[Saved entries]
------------------------
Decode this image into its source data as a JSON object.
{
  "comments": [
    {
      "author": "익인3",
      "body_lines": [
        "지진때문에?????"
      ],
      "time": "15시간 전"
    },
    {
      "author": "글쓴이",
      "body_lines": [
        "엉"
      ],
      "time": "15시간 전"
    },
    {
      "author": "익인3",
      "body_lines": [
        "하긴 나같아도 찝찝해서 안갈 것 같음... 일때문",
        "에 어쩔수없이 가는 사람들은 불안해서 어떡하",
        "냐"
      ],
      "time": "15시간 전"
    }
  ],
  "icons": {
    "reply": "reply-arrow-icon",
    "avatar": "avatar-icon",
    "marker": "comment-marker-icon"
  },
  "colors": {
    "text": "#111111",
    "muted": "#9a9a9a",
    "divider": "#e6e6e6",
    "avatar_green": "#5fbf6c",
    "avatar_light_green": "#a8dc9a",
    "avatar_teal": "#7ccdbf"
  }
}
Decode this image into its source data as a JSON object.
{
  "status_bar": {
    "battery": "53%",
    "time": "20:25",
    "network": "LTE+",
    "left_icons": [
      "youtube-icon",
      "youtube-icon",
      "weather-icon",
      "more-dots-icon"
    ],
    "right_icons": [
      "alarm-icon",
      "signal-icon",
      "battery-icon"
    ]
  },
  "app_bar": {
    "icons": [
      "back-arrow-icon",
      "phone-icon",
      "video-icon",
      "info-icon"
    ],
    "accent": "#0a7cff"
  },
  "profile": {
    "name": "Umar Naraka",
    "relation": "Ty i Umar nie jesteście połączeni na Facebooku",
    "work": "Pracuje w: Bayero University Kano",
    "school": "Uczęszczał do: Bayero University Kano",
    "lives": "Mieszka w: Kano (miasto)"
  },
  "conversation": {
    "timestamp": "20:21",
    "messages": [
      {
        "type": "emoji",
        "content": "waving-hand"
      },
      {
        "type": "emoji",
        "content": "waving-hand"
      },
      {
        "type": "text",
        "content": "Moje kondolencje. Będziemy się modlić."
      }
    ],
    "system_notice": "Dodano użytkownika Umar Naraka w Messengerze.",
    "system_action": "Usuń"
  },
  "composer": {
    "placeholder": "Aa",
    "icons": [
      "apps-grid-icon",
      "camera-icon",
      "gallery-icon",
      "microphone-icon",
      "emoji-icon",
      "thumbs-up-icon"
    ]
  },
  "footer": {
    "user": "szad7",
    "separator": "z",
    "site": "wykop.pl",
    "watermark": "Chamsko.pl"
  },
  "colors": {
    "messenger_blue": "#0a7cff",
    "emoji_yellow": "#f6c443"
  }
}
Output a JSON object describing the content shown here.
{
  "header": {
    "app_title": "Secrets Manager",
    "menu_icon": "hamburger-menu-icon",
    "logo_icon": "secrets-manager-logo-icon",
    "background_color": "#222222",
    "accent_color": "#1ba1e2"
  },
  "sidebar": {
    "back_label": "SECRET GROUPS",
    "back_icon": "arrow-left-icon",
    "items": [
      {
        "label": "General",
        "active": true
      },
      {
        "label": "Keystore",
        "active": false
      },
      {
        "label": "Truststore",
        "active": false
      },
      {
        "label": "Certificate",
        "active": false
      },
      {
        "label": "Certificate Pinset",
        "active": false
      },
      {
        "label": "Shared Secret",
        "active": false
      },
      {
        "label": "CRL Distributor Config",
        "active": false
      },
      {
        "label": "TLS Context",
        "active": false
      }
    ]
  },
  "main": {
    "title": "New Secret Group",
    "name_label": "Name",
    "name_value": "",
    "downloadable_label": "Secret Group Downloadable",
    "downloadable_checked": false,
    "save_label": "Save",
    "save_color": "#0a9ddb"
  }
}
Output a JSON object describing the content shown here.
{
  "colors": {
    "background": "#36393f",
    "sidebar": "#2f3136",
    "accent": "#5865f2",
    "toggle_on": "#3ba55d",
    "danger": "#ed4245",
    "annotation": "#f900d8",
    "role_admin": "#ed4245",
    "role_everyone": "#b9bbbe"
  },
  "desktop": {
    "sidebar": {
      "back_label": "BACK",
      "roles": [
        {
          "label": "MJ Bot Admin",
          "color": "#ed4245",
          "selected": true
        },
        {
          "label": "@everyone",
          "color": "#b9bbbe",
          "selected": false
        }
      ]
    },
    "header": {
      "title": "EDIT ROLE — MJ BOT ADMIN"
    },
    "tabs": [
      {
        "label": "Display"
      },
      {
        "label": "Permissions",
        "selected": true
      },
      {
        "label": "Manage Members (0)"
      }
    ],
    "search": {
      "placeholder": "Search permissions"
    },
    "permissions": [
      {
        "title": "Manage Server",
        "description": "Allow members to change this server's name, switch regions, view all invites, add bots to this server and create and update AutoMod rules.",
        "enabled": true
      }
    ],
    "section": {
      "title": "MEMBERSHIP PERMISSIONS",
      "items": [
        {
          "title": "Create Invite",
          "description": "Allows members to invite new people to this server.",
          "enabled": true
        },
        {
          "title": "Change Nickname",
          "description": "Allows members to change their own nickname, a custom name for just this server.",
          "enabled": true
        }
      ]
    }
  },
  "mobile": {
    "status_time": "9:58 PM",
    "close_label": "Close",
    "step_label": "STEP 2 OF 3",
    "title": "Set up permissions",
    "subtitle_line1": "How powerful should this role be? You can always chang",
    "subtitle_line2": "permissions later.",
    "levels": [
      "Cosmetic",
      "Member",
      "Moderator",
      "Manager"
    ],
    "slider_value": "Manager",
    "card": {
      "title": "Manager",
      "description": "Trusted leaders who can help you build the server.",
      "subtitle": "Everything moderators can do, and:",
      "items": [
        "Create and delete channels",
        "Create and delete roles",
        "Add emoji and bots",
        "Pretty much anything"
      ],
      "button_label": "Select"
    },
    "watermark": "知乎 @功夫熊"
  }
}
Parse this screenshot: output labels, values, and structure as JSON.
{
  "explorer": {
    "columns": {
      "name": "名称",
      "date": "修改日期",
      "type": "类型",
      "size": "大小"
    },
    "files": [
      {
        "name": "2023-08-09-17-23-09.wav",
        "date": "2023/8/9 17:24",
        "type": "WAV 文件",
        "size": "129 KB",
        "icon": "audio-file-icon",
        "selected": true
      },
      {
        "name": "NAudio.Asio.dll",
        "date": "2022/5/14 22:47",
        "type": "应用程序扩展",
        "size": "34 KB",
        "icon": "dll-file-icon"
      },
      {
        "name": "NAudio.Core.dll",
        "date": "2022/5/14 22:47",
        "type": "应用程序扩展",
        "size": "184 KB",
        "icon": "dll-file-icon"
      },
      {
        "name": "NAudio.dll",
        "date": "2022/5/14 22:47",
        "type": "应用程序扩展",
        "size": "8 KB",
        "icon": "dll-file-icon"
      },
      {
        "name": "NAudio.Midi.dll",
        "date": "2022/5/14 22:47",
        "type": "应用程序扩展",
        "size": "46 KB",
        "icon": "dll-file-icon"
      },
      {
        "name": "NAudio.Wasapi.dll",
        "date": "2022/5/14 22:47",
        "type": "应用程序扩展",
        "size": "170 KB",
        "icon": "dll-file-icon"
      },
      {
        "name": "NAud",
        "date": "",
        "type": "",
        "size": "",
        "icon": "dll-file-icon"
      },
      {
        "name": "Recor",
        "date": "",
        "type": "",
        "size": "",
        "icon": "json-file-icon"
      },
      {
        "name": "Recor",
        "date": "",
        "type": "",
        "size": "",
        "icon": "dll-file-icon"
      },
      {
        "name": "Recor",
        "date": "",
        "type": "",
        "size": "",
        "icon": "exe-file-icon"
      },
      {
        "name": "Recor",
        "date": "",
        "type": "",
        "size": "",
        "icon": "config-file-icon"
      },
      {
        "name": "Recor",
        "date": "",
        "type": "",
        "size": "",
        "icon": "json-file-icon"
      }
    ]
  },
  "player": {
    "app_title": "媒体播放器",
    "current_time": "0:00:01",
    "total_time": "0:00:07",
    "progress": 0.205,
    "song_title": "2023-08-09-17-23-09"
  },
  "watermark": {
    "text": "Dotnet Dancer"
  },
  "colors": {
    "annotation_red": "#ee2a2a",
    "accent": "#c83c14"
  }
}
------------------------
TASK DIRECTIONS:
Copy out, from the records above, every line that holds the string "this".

WRITTEN SOLUTION:
Decode this image into its source data as a JSON object.
Decode this image into its source data as a JSON object.
        "description": "Allow members to change this server's name, switch regions, view all invites, add bots to this server and create and update AutoMod rules.",
          "description": "Allows members to invite new people to this server.",
          "description": "Allows members to change their own nickname, a custom name for just this server.",
    "subtitle_line1": "How powerful should this role be? You can always chang",
Parse this screenshot: output labels, values, and structure as JSON.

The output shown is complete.